When she told her students they could not have a private conversation about God, she was restricting the constitutional rights of her students unnecessarily. Both teachers were dedicated to their jobs and wanted what was best for the school. The problem was that there was no mechanism in place to train teachers and administrators about appropriate policies concerning religion in public schools. Professional development is already focused on numerous issues from class management, to preparation for endless standardized tests, to bullying.

Some of this professional development time should be set aside to study the constitution as it pertains to the classroom. This is a necessary first step for solving the problem of religious illiteracy. Teaching without preaching In a religiously plural society, public schools can become places where religious minorities are urged to conform to the beliefs and practices of the dominant culture. Obviously, it is unconstitutional for a public school to attack the religious beliefs of its students.

Unfortunately, some parents have taken the position that any discussion of religion in schools will undermine their ability to pass their values on to their children.

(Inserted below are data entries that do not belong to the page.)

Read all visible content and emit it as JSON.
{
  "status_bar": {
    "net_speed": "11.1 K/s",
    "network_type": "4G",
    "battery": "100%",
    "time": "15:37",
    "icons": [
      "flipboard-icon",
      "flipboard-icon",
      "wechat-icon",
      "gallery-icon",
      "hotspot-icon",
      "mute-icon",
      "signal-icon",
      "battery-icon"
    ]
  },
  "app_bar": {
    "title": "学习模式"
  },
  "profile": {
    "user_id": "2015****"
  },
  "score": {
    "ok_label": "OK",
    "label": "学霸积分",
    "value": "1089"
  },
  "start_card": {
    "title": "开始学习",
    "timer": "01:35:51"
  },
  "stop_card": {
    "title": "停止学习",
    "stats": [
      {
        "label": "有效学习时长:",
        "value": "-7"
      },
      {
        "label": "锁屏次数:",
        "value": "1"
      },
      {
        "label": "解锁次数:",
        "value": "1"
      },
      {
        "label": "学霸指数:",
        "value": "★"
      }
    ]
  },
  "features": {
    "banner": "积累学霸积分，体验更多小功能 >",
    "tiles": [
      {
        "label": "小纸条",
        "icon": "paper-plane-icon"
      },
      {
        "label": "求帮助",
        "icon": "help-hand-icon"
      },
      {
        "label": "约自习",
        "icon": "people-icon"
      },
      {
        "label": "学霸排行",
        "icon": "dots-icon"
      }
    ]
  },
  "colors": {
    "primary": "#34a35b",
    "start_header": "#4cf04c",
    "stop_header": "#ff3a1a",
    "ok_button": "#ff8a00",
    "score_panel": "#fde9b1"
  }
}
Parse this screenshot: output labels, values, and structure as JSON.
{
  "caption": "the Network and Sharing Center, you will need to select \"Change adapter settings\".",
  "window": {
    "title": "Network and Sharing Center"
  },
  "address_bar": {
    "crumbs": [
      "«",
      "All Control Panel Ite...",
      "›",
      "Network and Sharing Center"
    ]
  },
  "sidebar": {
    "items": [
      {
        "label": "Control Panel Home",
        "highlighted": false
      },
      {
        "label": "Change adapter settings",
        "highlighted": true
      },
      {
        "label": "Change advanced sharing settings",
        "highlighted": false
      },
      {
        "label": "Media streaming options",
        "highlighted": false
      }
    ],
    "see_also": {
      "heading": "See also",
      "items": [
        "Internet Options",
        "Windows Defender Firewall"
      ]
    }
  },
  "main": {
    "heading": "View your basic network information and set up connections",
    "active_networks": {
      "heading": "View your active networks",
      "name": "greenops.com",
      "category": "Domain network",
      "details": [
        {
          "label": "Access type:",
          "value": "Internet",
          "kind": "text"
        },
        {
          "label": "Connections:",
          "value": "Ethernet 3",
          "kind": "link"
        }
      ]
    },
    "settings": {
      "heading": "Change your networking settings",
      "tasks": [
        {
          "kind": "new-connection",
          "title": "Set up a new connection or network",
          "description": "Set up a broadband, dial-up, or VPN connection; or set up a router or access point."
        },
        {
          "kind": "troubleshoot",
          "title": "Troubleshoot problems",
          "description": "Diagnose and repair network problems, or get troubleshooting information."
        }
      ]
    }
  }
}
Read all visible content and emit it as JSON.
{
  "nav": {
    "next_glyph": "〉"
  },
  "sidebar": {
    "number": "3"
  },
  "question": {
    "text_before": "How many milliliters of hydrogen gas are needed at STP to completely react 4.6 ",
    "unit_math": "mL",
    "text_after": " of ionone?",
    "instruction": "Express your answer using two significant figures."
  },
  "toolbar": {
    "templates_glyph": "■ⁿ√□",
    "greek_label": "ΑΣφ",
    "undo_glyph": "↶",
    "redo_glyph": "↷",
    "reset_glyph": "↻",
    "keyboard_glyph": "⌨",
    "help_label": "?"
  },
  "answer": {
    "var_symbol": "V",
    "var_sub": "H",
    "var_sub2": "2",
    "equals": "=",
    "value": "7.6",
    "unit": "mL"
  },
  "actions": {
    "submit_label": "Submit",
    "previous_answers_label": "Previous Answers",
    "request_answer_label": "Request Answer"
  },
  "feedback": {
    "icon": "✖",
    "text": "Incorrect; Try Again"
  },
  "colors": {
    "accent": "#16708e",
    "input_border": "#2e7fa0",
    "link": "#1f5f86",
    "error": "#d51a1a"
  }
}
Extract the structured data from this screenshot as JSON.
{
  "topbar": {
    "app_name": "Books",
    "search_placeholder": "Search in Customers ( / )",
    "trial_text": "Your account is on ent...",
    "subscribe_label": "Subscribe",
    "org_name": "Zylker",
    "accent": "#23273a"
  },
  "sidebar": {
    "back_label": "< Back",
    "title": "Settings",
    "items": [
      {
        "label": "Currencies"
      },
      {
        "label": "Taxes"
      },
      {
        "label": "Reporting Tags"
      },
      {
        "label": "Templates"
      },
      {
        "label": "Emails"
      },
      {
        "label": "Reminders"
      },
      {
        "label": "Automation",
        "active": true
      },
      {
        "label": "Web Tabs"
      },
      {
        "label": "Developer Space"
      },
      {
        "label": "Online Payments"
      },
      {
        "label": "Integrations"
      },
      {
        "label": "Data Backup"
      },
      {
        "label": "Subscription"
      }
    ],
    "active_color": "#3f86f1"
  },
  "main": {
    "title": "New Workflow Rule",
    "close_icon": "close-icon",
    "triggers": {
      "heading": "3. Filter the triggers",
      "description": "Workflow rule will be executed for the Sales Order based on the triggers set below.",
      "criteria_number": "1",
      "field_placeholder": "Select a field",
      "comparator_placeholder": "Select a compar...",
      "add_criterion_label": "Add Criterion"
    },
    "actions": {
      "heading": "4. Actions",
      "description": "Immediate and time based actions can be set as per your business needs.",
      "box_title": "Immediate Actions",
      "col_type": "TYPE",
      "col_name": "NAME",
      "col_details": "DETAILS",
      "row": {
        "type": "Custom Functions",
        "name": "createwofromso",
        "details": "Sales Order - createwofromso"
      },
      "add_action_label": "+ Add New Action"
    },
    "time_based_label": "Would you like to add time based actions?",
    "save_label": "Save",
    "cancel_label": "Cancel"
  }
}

  1. The issue of school prayer began in the late sixteenth century when people in England did not approve of the way one religion was forced upon them, so the Puritans, known as the Pilgrims Should Uniforms be Mandatory in Public Schools 1208 words - 5 pages people are constantly ridiculed not because of personality-based traits, but because of the pattern on their t-shirt, the hat that they mustered up the courage to wear, or the brand on their jeans. In practice, the line between promoting religious literacy and proselytizing is not murky at all.
  2. In the Supreme Court decision Abington v.
  3. Solving these problems will require a more informed public conversation about these issues. Not learn about a deity that has no proof of its existence.

Many schools that have initiated curriculum about the beliefs and practices of other religions have met resistance from parents who feel that simply receiving accurate information about another religion amounts to indoctrination. I have found this to be the case especially when it comes to education about Islam. Many parents are horrified by the idea of their child visiting a mosque or interacting with a Muslim speaker.

In practice, the line between promoting religious literacy and proselytizing is not murky at all. There is a clear difference between telling students what other people believe and telling students what they ought to believe.

She stuck to a preapproved script and gave the students accurate information about the varieties of Islam that can be found throughout the world. Afterward, she fielded some questions about everything from what the Quran says about Jesus to Islamic law regarding marriage. No one converted to Islam but the students did leave with a better understanding of their Muslim classmates——many of whom were refugees from Somalia, Afghanistan, and Iraq.

Much of the fear parents have regarding religious literacy is rooted in the fallacy that students are encouraged to shop for a new religion. But the purpose of religious literacy is not to give the students the option of finding greater spiritual satisfaction outside the religious tradition of their parents. Rather it is should religions be taught in public schools essay empower them with knowledge about the world in which they live.

Democracy assumes that individuals will make decisions for themselves based on their own reason. Parents can guide the religious futures of their children and teachers can give them information about the world they live in and the tools to analyze that information. But ultimately it is the students that will inherit our democracy and draw their own conclusions about the moral and ethical issues it faces. This is another reason why religion should be discussed in public schools.

This not only enriches their quality of life but ensures the future of our democracy by creating an electorate that can think critically about what makes for a good and just society.

  • However as globalisation continues on its crusade, bringing more imports from other countries the question rising to the surface is;
  • It is only available to improve historical knowledge.